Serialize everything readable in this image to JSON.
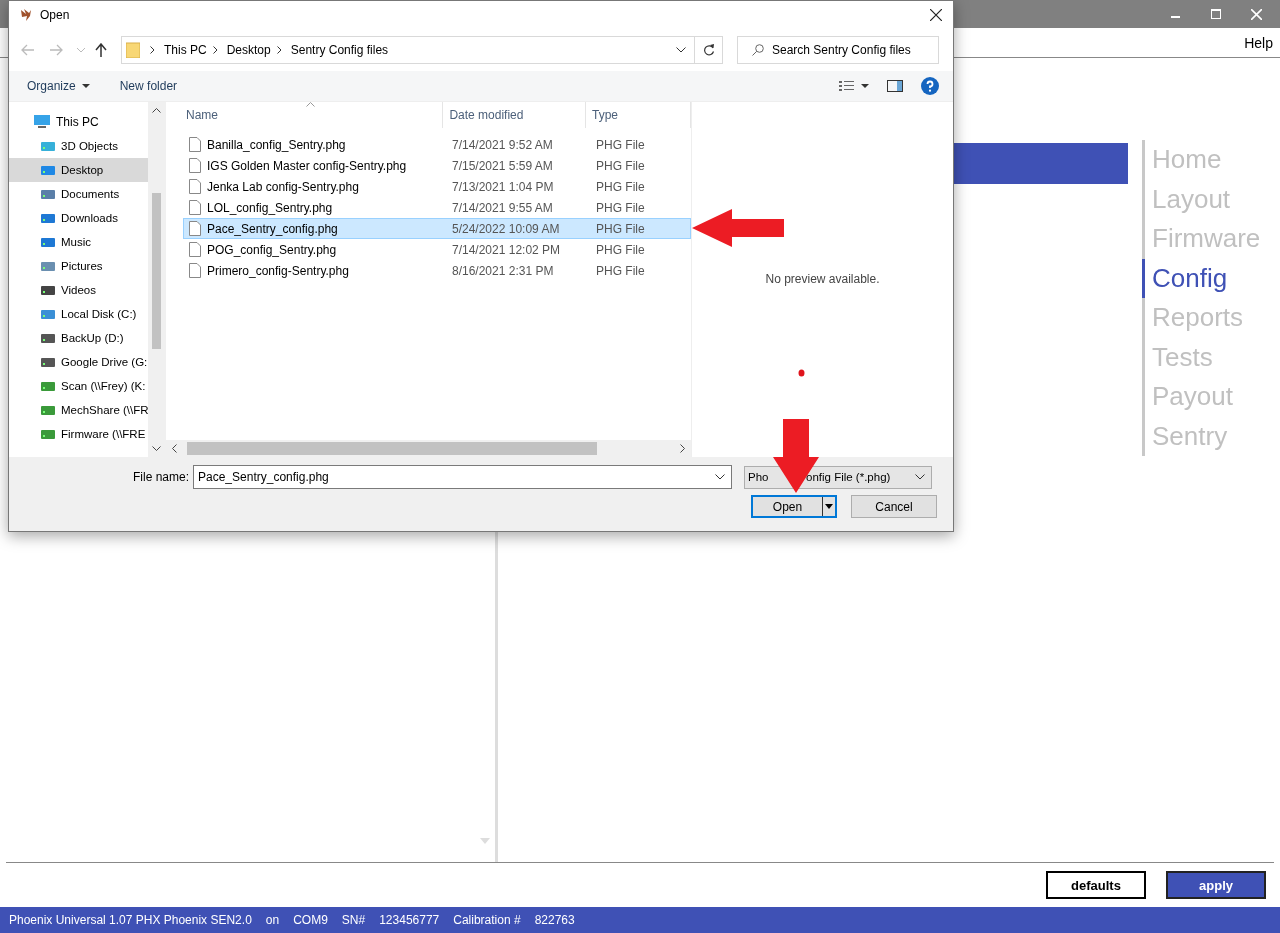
{
  "app": {
    "menu": [
      "Help"
    ],
    "nav": [
      {
        "label": "Home",
        "selected": false
      },
      {
        "label": "Layout",
        "selected": false
      },
      {
        "label": "Firmware",
        "selected": false
      },
      {
        "label": "Config",
        "selected": true
      },
      {
        "label": "Reports",
        "selected": false
      },
      {
        "label": "Tests",
        "selected": false
      },
      {
        "label": "Payout",
        "selected": false
      },
      {
        "label": "Sentry",
        "selected": false
      }
    ],
    "buttons": [
      "defaults",
      "apply"
    ],
    "status": [
      "Phoenix Universal 1.07 PHX Phoenix SEN2.0",
      "on",
      "COM9",
      "SN#",
      "123456777",
      "Calibration #",
      "822763"
    ]
  },
  "dialog": {
    "title": "Open",
    "breadcrumb": [
      "This PC",
      "Desktop",
      "Sentry Config files"
    ],
    "search": {
      "placeholder": "Search Sentry Config files"
    },
    "toolbar": [
      "Organize",
      "New folder"
    ],
    "nav_items": [
      {
        "label": "This PC",
        "selected": false,
        "children": [
          {
            "label": "3D Objects",
            "selected": false
          },
          {
            "label": "Desktop",
            "selected": true
          },
          {
            "label": "Documents",
            "selected": false
          },
          {
            "label": "Downloads",
            "selected": false
          },
          {
            "label": "Music",
            "selected": false
          },
          {
            "label": "Pictures",
            "selected": false
          },
          {
            "label": "Videos",
            "selected": false
          },
          {
            "label": "Local Disk (C:)",
            "selected": false
          },
          {
            "label": "BackUp (D:)",
            "selected": false
          },
          {
            "label": "Google Drive (G:",
            "selected": false
          },
          {
            "label": "Scan (\\\\Frey) (K:",
            "selected": false
          },
          {
            "label": "MechShare (\\\\FR",
            "selected": false
          },
          {
            "label": "Firmware (\\\\FRE",
            "selected": false
          }
        ]
      }
    ],
    "columns": [
      "Name",
      "Date modified",
      "Type"
    ],
    "files": [
      {
        "name": "Banilla_config_Sentry.phg",
        "date": "7/14/2021 9:52 AM",
        "type": "PHG File",
        "selected": false
      },
      {
        "name": "IGS Golden Master config-Sentry.phg",
        "date": "7/15/2021 5:59 AM",
        "type": "PHG File",
        "selected": false
      },
      {
        "name": "Jenka Lab config-Sentry.phg",
        "date": "7/13/2021 1:04 PM",
        "type": "PHG File",
        "selected": false
      },
      {
        "name": "LOL_config_Sentry.phg",
        "date": "7/14/2021 9:55 AM",
        "type": "PHG File",
        "selected": false
      },
      {
        "name": "Pace_Sentry_config.phg",
        "date": "5/24/2022 10:09 AM",
        "type": "PHG File",
        "selected": true
      },
      {
        "name": "POG_config_Sentry.phg",
        "date": "7/14/2021 12:02 PM",
        "type": "PHG File",
        "selected": false
      },
      {
        "name": "Primero_config-Sentry.phg",
        "date": "8/16/2021 2:31 PM",
        "type": "PHG File",
        "selected": false
      }
    ],
    "preview": "No preview available.",
    "file_name": {
      "label": "File name:",
      "value": "Pace_Sentry_config.phg"
    },
    "file_type": [
      "Pho",
      "onfig File (*.phg)"
    ],
    "buttons": [
      "Open",
      "Cancel"
    ]
  }
}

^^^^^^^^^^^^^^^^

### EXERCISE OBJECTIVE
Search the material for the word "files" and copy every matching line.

### EXPECTED OUTPUT
      "Sentry Config files"
      "placeholder": "Search Sentry Config files"
    "files": [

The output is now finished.